Pissed Off Variety Advertiser Now Pissed Off That Judge Laughed Their “Badvertorial” Lawsuit Out*


We wrote earlier about a Variety advertiser who had their lawsuit – which pitted a film producer against the Hollywood trade, who had given said producer’s film a bad review while he had an advertising buy in-progress with Variety – tossed out of court. Well! It’d seem that they case is over, but such is not the case! As the producers have written a pissed off letter about the judge’s decision. Want to read it?


We disagree with the judge’s ruling.

Why: This is not a complaint about Variety’s right to release a review. This is a complaint about the questionable business practices of Variety.

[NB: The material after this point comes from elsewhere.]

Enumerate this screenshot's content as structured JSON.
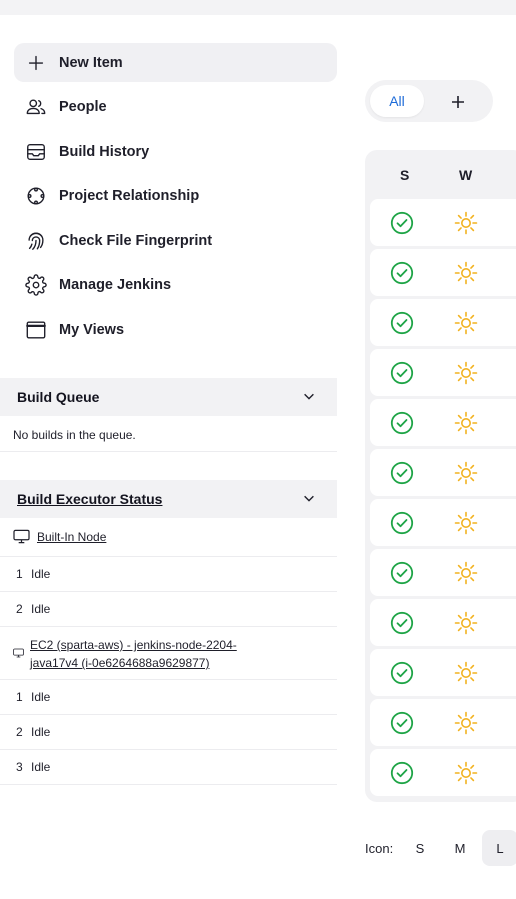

It is a complaint about Variety approaching Calibra and persuading it to become Calibra’s exclusive media partner by paying $400,000 to Variety. It is a complaint about Variety taking money from the film’s producers and promising to help obtain distribution for the film and help obtain an Academy Award nomination for Roy Scheider.

We have alleged that Variety breached the agreement and committed fraud by claiming that they would be Calibra’s exclusive media partner and assist Calibra when in fact their questionable business practices severely undermined the film.

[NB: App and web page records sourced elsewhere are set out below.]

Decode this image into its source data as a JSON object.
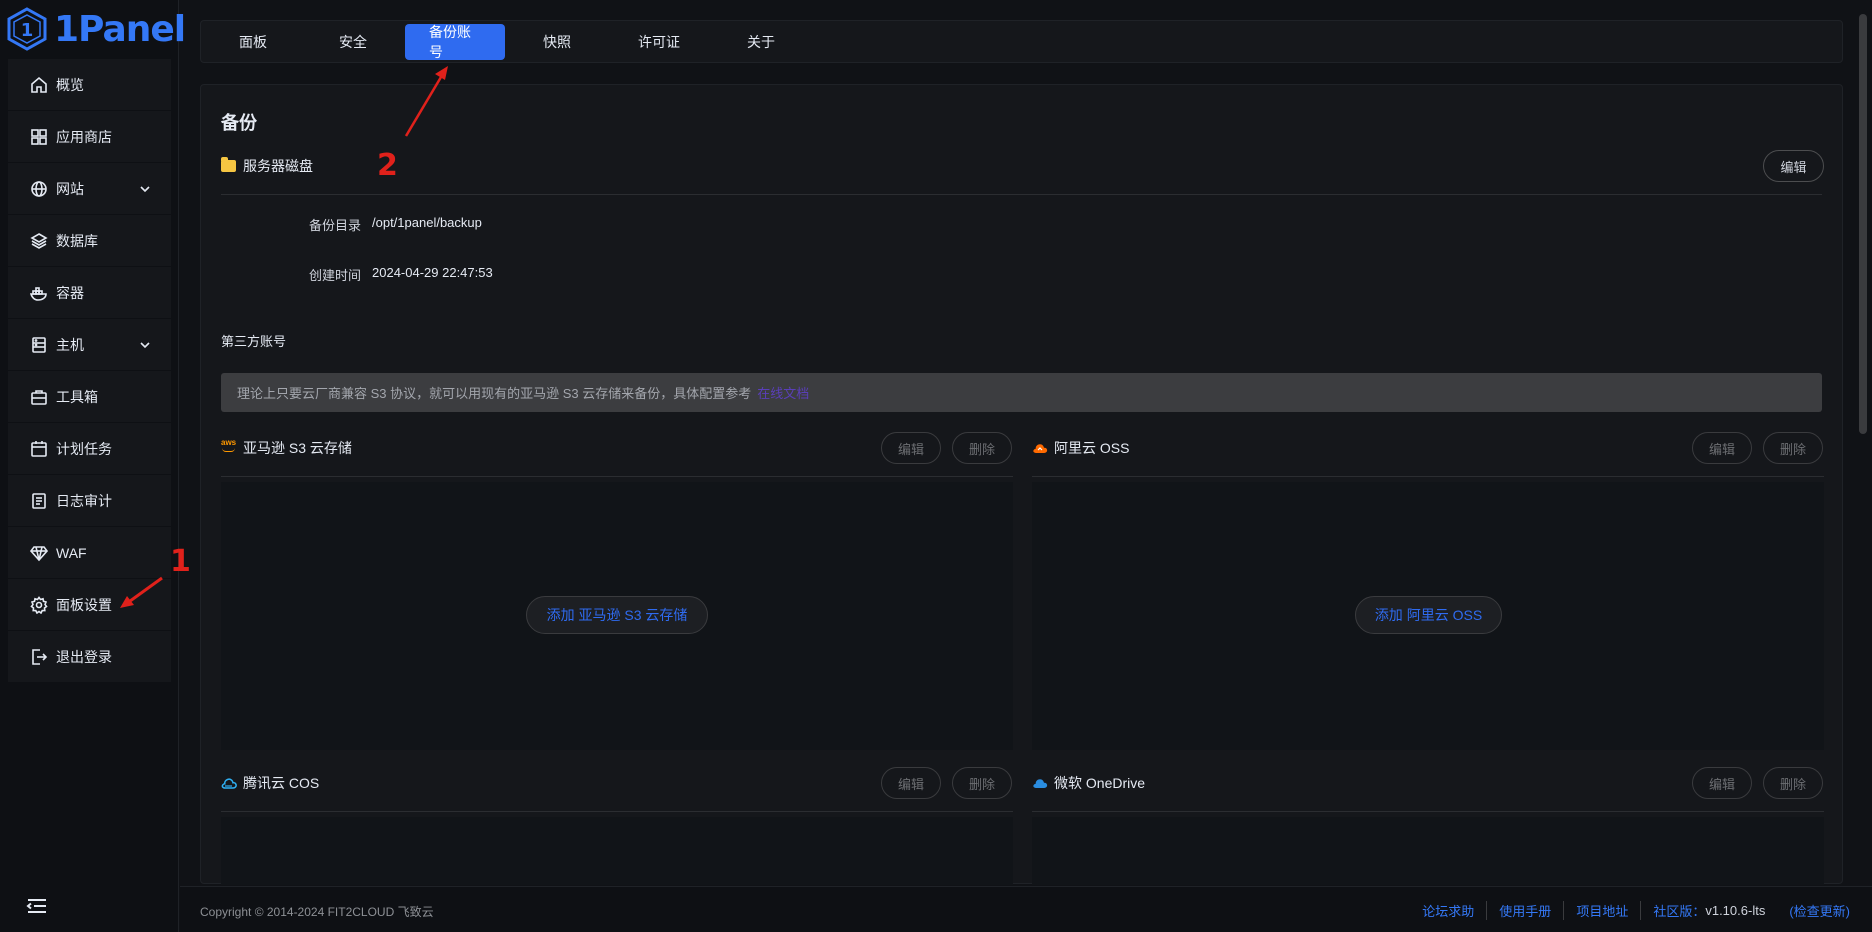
{
  "app": {
    "logo_text": "1Panel",
    "brand_color": "#3478f6"
  },
  "sidebar": {
    "items": [
      {
        "label": "概览",
        "icon": "home-icon"
      },
      {
        "label": "应用商店",
        "icon": "grid-icon"
      },
      {
        "label": "网站",
        "icon": "globe-icon",
        "expandable": true
      },
      {
        "label": "数据库",
        "icon": "layers-icon"
      },
      {
        "label": "容器",
        "icon": "docker-icon"
      },
      {
        "label": "主机",
        "icon": "server-icon",
        "expandable": true
      },
      {
        "label": "工具箱",
        "icon": "toolbox-icon"
      },
      {
        "label": "计划任务",
        "icon": "calendar-icon"
      },
      {
        "label": "日志审计",
        "icon": "log-icon"
      },
      {
        "label": "WAF",
        "icon": "diamond-icon"
      },
      {
        "label": "面板设置",
        "icon": "gear-icon"
      },
      {
        "label": "退出登录",
        "icon": "logout-icon"
      }
    ]
  },
  "tabs": [
    {
      "label": "面板",
      "active": false
    },
    {
      "label": "安全",
      "active": false
    },
    {
      "label": "备份账号",
      "active": true
    },
    {
      "label": "快照",
      "active": false
    },
    {
      "label": "许可证",
      "active": false
    },
    {
      "label": "关于",
      "active": false
    }
  ],
  "backup": {
    "title": "备份",
    "local": {
      "label": "服务器磁盘",
      "edit_label": "编辑",
      "dir_label": "备份目录",
      "dir_value": "/opt/1panel/backup",
      "created_label": "创建时间",
      "created_value": "2024-04-29 22:47:53"
    },
    "third_party_title": "第三方账号",
    "notice": "理论上只要云厂商兼容 S3 协议，就可以用现有的亚马逊 S3 云存储来备份，具体配置参考",
    "notice_link": "在线文档",
    "providers": [
      {
        "name": "亚马逊 S3 云存储",
        "edit": "编辑",
        "delete": "删除",
        "add": "添加 亚马逊 S3 云存储",
        "icon": "aws-icon"
      },
      {
        "name": "阿里云 OSS",
        "edit": "编辑",
        "delete": "删除",
        "add": "添加 阿里云 OSS",
        "icon": "aliyun-icon"
      },
      {
        "name": "腾讯云 COS",
        "edit": "编辑",
        "delete": "删除",
        "icon": "tencent-cloud-icon"
      },
      {
        "name": "微软 OneDrive",
        "edit": "编辑",
        "delete": "删除",
        "icon": "onedrive-icon"
      }
    ]
  },
  "footer": {
    "copyright": "Copyright © 2014-2024 FIT2CLOUD 飞致云",
    "links": [
      "论坛求助",
      "使用手册",
      "项目地址"
    ],
    "edition": "社区版：",
    "version": "v1.10.6-lts",
    "check_update": "(检查更新)"
  },
  "annotations": {
    "step1": "1",
    "step2": "2",
    "color": "#e0211b"
  }
}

Variety is attempting to hide behind their alleged first amendment rights. It is unconscionable that Variety would hide behind their first amendment right in order to perpetrate their unfair business practices on unsuspecting filmmakers.

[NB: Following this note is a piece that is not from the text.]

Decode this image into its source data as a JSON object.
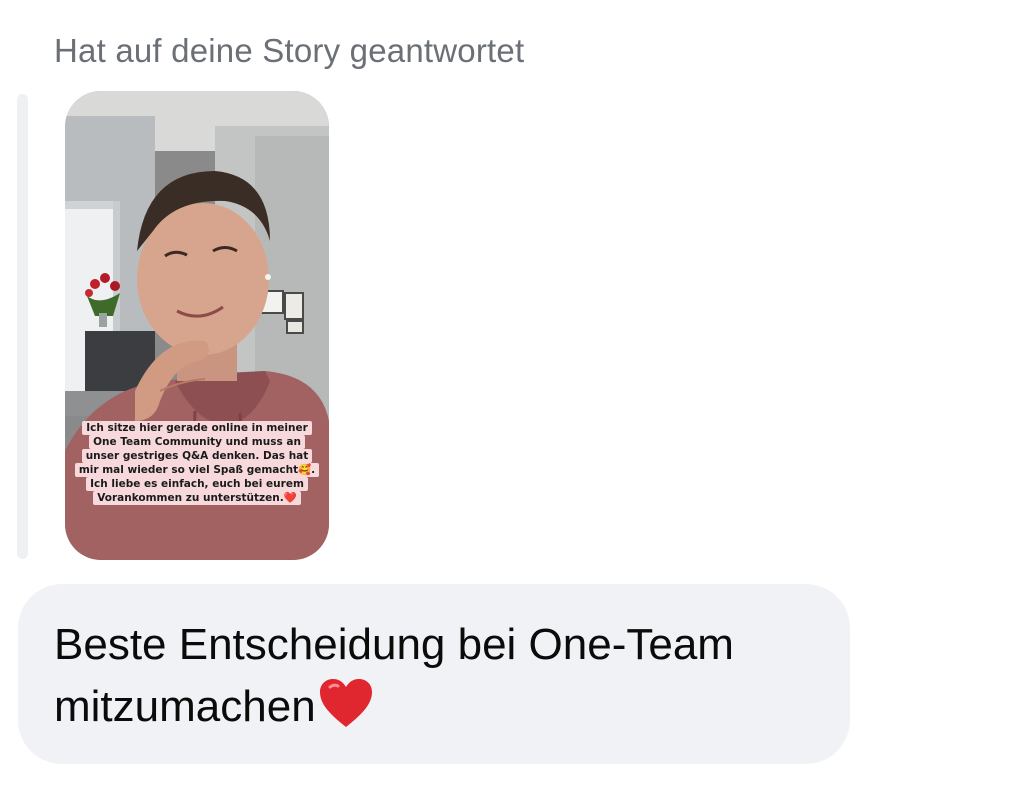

This is a case of first impression, not protected by the first amendment rights, and we expect to prevail in the Court of Appeal.

In the meantime, my client is requesting equal access to Variety’s newspaper so that Calibra may have an equal opportunity to rebut their statement of today.

With the exception of Joshua Newton being described as the film’s writer, director, producer and editor, all of the other statements in today’s VARIETY article are either false or misleading.

Please note that contrary to VARIETY’s assertion, “IRON CROSS” has not yet been distributed either theatrically or on home video. The film had a special one-week engagement in Los Angeles intended for Academy Award qualification purposes December 18-24, 2009.

So, basically, they’re now trying to sue someone for selling them on an ad deal. The producers of “‘IRON CROSS'” need to realize that if Variety had a dollar for every time someone didn’t get results from advertising with Variety, they might not have to put up a paywall that makes their advertising even more difficult to see. Also, you’re trying to sue the person who sold you on this ad buy? No. Oh no. You should be hiring that guy. We should be hiring that guy. He managed to convince someone to spend hundreds of thousands of dollars to sell something that apparently wasn’t worth selling! That takes talent…or a really solid salesman.


*The Variety version of this headline, I believe, is HACK PROD THINKS HE’S GOD, BAD AD BUY BOILS OVER.